Our invited experts provided an analysis of the political situation in Cambodia, Indonesia, Laos, Malaysia, Myanmar and the Philippines and discussed the broader implications of events in these countries for our region. Drawing upon expertise from around the world, these presentations gave up-to-date information on developments in Southeast Asia.
Associate Professor Lily Rahim (University of Sydney), Associate Professor Bridget Welsh (John Cabot University, Italy) and Dr Nicholas Harrigan (Macquarie University) came together for a roundtable discussion on political developments in Singapore.
This roundtable is co-organised by the Sydney Southeast Asia Centre (SSEAC) and the Malaysia and Singapore Society of Australia (MASSA) and was run in conjunction with Politics in Action 2018.
In this workshop, postgraduate students from the University of Sydney and across Australia explored the realities of working in academia and of being a well-rounded academic citizen. A panel of invited experts discussed the following topics:
Dr Nadhrah A Kadir from the Universiti Sains Malaysia gave a seminar on her current research which focuses on understanding the dynamic interaction between cycling advocates and the City Council of Penang Island, Malaysia.
Ethnomusicologist Edward Herbst, Director of the Bali 1928 Repatriation Project presented a lecture and film screening on gender, crossing-dressing and androgyny in 1930’s archival films in Balinese dance-drama.
Founder and Chief Coordinator of suicide and mental health organisation Into the Light Indonesia, Benny Prawira, gave a seminar on the work of young people in eradicating suicide stigma and raising awareness around mental health issues in Indonesia.

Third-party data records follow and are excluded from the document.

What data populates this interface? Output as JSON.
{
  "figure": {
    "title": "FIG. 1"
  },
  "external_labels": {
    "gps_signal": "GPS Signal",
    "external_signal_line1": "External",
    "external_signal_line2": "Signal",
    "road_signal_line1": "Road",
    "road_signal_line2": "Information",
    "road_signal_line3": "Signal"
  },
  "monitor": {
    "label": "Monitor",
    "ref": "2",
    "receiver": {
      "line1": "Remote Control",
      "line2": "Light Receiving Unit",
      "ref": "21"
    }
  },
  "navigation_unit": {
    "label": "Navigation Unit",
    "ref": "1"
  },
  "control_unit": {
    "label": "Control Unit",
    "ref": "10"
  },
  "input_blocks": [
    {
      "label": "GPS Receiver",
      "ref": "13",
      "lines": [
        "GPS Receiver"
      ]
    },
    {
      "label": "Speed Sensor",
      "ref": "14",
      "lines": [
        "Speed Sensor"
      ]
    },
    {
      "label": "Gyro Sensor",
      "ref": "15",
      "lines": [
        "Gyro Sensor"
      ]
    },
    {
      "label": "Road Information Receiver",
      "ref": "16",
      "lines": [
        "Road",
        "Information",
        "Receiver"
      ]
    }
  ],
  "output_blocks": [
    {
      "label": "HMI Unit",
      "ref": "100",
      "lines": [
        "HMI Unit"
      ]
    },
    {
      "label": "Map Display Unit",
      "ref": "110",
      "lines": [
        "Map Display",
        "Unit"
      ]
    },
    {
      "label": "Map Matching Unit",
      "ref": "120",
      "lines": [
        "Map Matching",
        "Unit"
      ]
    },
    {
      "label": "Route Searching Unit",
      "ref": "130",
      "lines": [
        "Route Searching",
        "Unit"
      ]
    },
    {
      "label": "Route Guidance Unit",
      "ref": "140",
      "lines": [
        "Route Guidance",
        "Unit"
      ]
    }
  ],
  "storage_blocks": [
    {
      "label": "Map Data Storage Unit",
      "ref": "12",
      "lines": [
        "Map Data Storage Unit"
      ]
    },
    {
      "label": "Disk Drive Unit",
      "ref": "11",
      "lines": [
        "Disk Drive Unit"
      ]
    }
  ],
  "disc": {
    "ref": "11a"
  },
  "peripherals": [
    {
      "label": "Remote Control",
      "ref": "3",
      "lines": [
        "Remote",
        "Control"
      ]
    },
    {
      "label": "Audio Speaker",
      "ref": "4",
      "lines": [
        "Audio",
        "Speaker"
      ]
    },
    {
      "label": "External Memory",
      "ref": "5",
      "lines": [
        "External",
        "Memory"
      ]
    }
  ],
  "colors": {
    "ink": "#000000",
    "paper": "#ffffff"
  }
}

Ian Burnet, author of Spice Islands, gave an illustrated history of the Dutch East India Company (VOC) and provided historical context to the exhibition of Rembrandt and the Dutch Golden Age, showing at the Art Gallery of NSW.